What is required:
In the entries below, every line that contains "title" must be located and copied.

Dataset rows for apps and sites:
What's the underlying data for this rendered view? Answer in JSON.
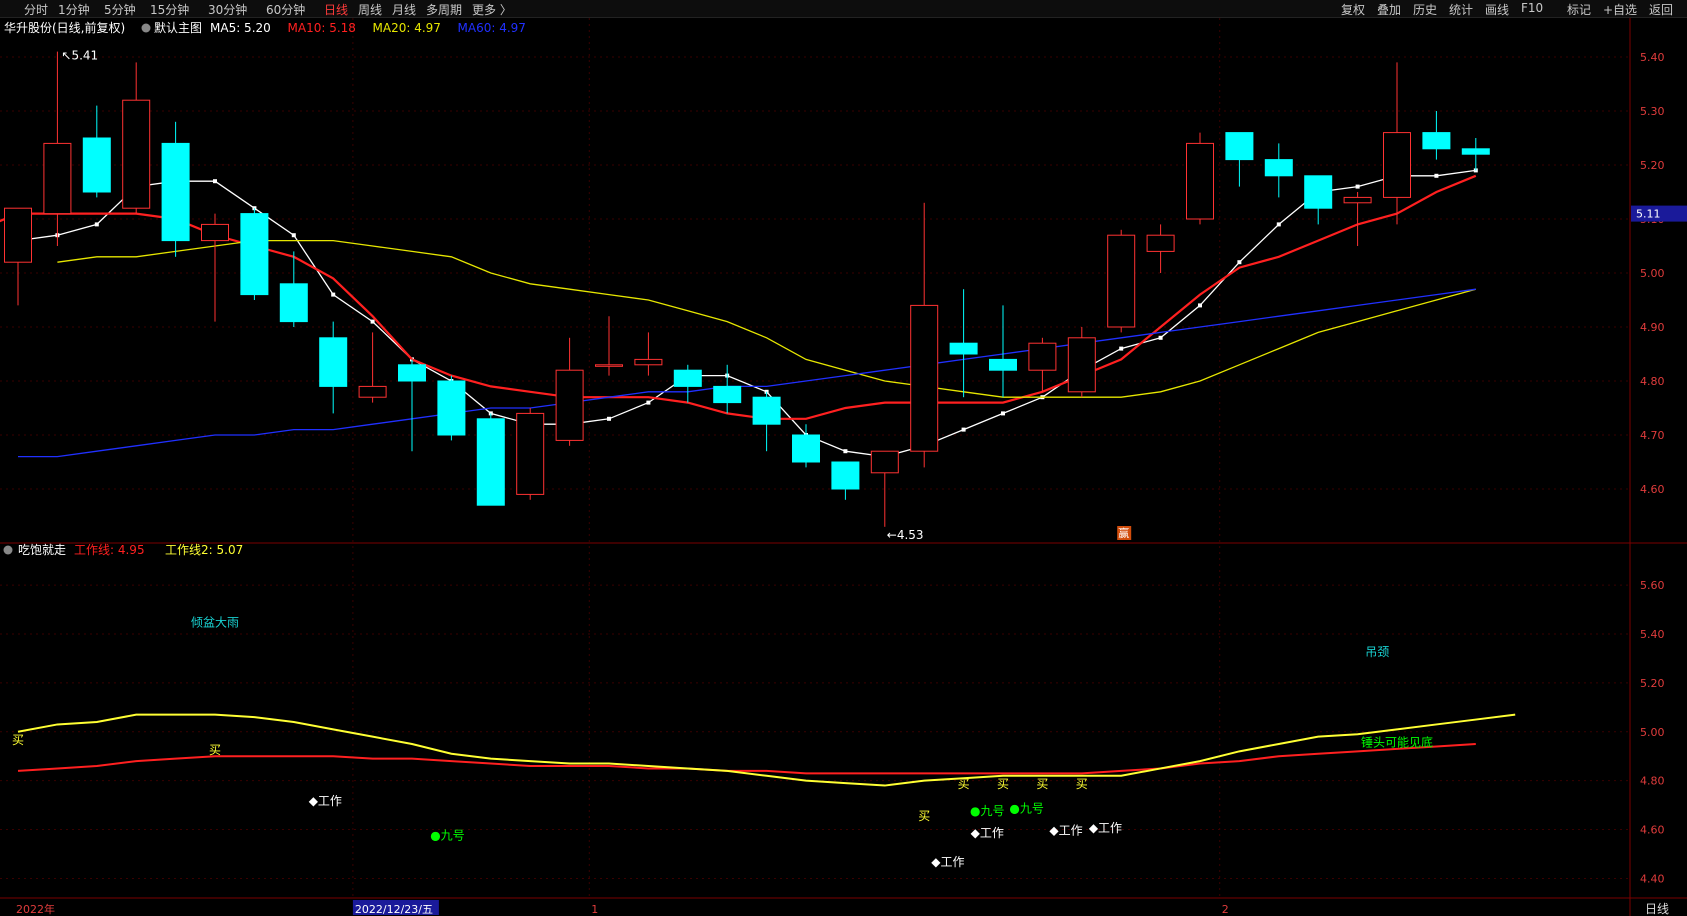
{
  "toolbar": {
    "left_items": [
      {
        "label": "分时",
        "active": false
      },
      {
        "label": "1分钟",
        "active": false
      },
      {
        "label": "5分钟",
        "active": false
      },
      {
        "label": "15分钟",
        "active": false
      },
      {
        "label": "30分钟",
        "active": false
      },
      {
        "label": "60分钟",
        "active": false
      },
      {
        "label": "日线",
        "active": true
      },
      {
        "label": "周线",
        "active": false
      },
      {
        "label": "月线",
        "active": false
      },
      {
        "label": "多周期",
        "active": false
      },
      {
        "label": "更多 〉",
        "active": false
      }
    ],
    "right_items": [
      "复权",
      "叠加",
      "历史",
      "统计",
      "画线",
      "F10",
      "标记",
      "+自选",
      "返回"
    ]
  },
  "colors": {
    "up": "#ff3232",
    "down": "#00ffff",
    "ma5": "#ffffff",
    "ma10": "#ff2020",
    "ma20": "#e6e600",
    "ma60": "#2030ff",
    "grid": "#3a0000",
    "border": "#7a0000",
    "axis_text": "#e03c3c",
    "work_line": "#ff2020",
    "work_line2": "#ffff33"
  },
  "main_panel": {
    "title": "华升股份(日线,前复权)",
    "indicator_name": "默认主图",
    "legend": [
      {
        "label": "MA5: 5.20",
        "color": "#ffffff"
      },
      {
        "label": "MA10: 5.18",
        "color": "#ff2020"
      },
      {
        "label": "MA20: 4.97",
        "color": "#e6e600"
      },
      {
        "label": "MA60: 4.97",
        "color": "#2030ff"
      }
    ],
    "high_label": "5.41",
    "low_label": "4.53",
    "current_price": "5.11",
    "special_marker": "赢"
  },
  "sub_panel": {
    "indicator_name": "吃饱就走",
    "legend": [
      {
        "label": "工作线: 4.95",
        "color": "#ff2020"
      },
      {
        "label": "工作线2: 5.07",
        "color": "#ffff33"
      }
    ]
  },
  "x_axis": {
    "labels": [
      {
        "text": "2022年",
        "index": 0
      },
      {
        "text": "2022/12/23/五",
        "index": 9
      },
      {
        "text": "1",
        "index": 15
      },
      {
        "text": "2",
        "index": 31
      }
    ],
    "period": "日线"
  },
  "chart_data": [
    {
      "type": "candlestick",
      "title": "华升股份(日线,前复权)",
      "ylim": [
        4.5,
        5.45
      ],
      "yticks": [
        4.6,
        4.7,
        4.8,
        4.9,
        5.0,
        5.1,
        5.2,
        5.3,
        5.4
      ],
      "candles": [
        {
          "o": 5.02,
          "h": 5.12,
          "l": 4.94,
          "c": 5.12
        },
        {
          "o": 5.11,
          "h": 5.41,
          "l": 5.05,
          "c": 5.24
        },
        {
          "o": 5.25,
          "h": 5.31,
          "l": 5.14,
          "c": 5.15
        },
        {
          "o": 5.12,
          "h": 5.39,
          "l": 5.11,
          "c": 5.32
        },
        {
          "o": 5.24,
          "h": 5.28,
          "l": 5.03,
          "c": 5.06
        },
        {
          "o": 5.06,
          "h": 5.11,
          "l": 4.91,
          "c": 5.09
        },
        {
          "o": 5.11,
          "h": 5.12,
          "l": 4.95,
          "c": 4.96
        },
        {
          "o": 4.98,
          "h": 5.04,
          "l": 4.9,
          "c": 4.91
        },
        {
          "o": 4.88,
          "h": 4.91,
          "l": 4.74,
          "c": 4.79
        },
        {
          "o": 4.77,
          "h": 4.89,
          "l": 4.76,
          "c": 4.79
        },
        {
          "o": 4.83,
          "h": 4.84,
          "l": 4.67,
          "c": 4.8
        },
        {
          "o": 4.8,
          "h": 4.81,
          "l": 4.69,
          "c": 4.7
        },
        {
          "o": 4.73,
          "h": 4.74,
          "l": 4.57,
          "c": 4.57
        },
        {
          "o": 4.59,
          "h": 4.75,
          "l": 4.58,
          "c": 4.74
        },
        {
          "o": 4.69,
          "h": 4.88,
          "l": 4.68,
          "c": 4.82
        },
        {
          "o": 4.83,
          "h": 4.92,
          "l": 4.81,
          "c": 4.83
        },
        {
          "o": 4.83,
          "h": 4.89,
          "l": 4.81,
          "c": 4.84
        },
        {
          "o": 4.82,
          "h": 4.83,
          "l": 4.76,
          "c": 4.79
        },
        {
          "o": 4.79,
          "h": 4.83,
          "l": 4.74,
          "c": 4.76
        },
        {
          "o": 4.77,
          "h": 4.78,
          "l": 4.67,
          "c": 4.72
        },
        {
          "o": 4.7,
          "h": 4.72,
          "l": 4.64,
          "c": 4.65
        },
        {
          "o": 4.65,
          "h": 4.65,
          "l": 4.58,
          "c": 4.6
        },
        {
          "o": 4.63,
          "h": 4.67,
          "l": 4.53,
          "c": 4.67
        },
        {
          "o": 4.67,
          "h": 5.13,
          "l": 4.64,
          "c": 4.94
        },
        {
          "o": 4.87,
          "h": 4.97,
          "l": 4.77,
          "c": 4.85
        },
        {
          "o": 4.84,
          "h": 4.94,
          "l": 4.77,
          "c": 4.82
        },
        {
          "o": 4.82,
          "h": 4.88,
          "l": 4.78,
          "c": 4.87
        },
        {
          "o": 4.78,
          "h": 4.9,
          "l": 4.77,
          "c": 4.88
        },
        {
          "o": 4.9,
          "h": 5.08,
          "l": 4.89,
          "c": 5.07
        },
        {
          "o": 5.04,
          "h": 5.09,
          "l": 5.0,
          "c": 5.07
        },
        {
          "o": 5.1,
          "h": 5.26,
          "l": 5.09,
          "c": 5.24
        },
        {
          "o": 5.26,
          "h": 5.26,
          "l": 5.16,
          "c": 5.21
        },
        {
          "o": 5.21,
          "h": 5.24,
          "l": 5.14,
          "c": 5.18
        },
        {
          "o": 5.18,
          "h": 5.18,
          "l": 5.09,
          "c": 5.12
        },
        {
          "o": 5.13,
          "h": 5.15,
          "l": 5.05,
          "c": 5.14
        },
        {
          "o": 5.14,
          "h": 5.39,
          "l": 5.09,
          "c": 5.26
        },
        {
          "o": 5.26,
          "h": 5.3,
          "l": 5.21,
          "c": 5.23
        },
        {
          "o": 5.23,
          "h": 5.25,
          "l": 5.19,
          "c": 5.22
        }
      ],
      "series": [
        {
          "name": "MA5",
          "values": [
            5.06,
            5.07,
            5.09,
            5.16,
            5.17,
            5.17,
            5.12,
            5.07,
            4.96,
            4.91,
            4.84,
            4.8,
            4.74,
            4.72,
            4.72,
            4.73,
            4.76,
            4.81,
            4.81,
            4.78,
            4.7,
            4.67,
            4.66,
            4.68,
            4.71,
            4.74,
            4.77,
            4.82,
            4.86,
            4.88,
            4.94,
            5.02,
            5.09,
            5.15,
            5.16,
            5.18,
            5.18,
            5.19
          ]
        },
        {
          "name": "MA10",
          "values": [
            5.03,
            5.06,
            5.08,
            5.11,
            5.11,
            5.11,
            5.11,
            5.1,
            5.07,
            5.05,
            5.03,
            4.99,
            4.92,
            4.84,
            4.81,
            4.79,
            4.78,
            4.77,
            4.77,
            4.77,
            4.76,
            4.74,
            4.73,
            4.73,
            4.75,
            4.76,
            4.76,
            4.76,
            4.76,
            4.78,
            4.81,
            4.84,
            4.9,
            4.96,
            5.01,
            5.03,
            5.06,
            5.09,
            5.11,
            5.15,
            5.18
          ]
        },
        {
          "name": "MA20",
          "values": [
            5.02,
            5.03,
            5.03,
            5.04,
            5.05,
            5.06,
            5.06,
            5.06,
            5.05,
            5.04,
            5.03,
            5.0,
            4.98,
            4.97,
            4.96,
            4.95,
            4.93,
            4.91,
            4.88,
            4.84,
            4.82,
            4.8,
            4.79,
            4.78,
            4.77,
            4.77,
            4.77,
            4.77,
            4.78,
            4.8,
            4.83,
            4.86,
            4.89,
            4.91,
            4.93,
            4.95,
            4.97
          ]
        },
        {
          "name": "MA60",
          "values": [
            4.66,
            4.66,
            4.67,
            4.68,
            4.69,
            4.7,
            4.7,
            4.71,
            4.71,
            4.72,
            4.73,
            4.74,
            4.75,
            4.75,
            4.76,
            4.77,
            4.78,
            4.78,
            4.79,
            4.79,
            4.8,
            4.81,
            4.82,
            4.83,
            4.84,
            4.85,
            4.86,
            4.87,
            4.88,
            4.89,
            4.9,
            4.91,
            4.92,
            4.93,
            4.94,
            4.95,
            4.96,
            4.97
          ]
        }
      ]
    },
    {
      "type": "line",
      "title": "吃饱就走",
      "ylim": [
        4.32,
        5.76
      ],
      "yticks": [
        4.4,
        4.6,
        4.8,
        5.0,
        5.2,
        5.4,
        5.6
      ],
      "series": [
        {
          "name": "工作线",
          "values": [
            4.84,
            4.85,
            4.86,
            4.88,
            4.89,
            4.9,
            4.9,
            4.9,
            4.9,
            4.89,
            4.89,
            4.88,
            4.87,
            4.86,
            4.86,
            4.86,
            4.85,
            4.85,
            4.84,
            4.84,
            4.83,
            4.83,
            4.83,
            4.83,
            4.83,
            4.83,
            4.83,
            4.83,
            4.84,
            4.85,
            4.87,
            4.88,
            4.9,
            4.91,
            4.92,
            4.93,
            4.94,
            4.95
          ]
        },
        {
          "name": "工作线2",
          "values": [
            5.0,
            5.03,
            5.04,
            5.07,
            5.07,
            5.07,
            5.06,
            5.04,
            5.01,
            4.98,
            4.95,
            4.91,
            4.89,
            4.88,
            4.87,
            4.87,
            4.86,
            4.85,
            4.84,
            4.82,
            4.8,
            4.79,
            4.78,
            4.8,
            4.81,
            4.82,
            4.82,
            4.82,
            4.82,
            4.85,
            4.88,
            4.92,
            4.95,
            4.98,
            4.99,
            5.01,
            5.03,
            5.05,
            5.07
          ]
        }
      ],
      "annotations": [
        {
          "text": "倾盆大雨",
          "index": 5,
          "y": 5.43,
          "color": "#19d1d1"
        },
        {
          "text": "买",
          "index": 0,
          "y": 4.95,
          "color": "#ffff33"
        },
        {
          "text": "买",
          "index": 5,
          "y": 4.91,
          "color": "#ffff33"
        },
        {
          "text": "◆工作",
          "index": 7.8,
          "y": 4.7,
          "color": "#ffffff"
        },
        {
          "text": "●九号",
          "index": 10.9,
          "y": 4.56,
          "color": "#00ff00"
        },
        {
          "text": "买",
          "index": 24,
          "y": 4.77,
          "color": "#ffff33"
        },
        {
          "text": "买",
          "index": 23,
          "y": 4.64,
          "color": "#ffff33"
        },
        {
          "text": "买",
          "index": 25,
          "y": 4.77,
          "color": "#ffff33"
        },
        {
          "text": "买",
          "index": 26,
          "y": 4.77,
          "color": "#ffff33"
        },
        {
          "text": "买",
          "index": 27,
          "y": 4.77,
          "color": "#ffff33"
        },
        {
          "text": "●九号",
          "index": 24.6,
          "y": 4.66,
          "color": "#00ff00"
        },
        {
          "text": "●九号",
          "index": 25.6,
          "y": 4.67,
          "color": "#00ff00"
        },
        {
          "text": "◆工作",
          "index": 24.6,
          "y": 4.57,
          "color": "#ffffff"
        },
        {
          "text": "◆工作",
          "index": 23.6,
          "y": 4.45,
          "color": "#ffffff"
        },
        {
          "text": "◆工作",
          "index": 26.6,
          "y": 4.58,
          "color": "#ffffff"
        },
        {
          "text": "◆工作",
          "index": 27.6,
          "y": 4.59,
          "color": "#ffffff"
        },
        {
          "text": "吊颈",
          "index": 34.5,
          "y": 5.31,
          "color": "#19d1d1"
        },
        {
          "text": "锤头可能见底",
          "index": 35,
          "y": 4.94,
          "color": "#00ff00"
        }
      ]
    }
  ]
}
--
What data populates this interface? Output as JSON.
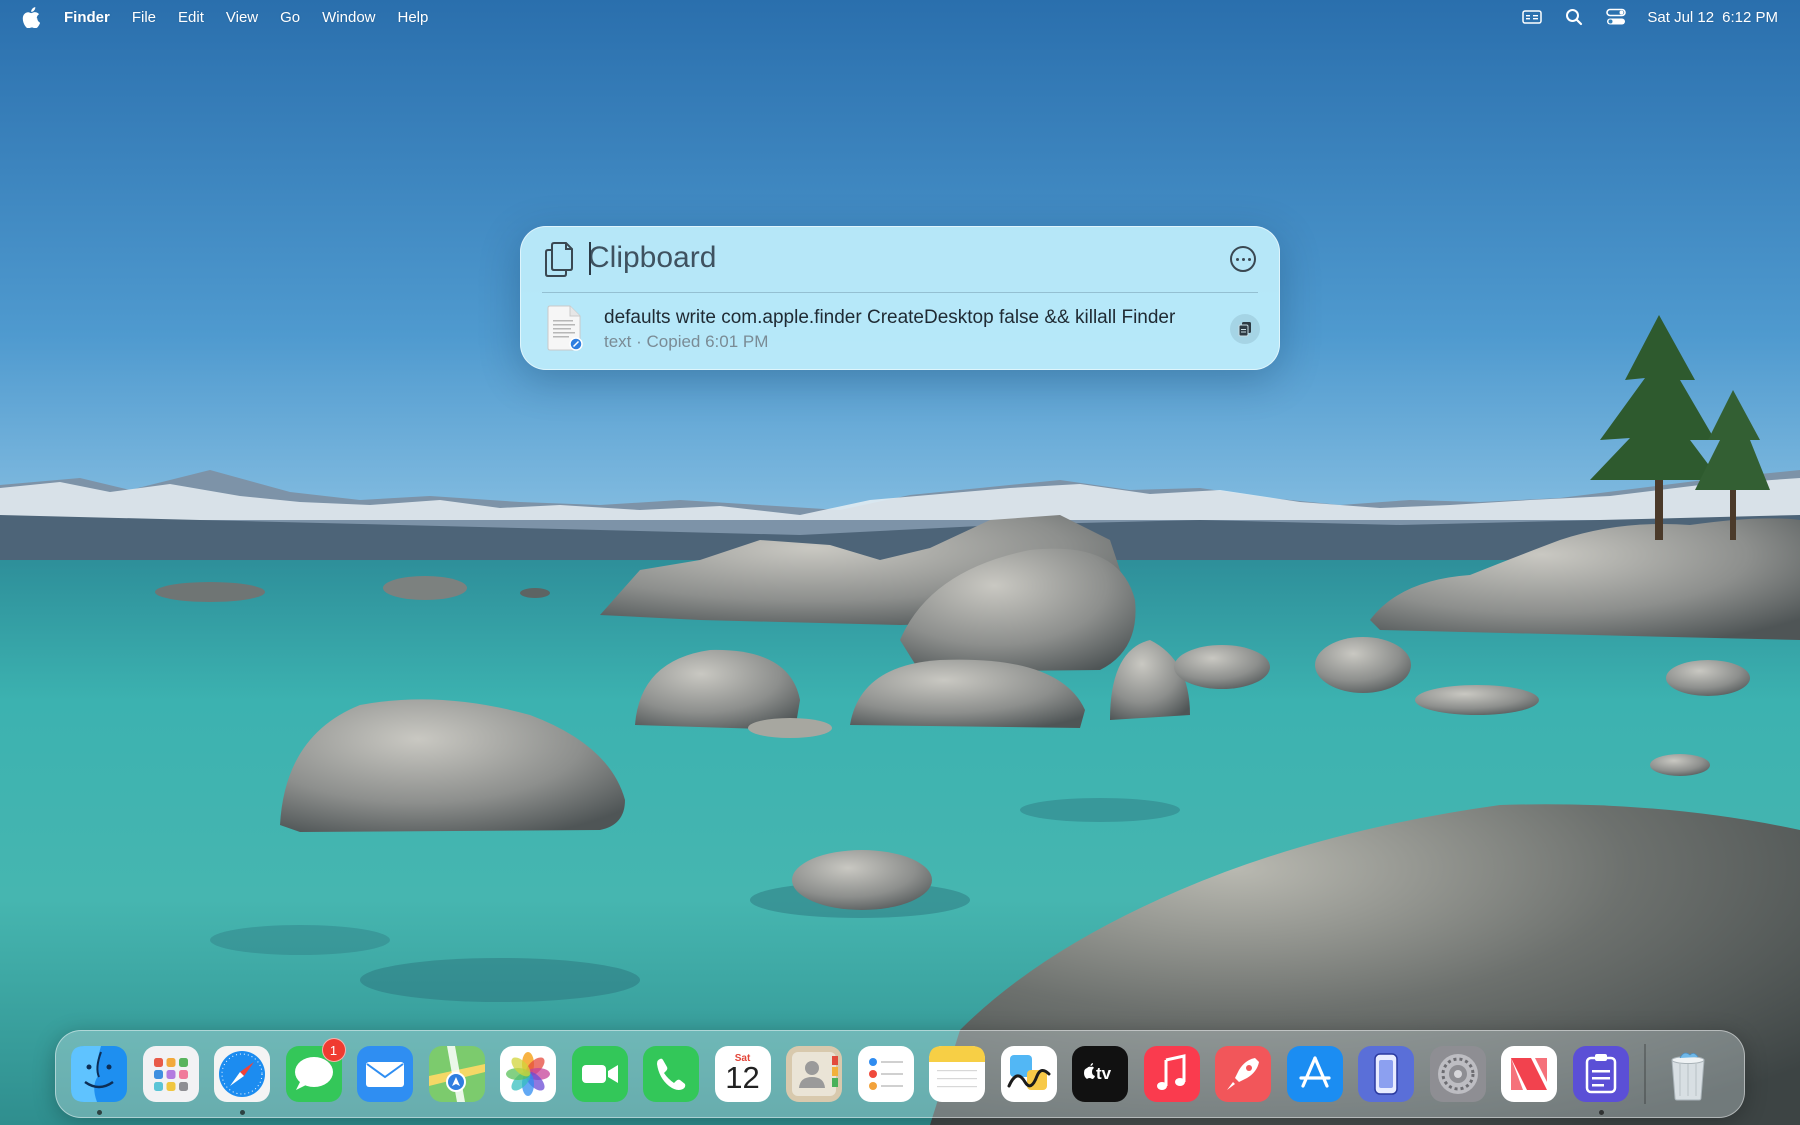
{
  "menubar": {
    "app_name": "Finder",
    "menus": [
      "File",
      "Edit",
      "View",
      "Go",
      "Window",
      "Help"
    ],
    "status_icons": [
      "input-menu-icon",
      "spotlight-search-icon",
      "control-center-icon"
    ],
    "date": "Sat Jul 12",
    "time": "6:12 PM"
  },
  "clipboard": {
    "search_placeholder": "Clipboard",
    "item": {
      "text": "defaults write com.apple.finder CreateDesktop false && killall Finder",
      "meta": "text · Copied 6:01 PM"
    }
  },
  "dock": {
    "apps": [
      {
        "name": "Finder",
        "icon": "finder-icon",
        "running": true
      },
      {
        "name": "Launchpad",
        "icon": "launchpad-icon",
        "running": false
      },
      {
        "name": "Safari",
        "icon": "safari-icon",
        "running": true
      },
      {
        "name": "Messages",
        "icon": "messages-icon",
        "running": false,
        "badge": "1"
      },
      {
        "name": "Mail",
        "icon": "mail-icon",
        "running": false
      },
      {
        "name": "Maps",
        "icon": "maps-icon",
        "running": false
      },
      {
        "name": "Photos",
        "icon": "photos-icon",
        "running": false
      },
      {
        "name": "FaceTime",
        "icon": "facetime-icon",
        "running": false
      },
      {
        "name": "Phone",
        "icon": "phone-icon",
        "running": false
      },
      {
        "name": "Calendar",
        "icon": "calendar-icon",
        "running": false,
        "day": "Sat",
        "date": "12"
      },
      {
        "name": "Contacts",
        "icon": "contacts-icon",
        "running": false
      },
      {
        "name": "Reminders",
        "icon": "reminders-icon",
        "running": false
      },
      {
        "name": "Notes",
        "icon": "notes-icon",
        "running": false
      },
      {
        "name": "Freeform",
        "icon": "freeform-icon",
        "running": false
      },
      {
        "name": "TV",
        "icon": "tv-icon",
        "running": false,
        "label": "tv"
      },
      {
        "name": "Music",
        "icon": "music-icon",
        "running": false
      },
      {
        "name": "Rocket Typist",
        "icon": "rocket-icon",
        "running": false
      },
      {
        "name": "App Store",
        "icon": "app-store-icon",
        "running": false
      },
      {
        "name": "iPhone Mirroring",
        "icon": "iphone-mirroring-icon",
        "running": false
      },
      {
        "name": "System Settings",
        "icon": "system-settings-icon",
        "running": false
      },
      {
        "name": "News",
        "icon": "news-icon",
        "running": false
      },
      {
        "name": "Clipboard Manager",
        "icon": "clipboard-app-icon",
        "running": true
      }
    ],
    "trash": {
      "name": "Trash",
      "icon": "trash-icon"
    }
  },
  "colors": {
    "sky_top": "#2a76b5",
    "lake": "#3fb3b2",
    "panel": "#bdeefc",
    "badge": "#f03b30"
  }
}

Reply:
    "title": "华升股份(日线,前复权)",
      "title": "华升股份(日线,前复权)",
      "title": "吃饱就走",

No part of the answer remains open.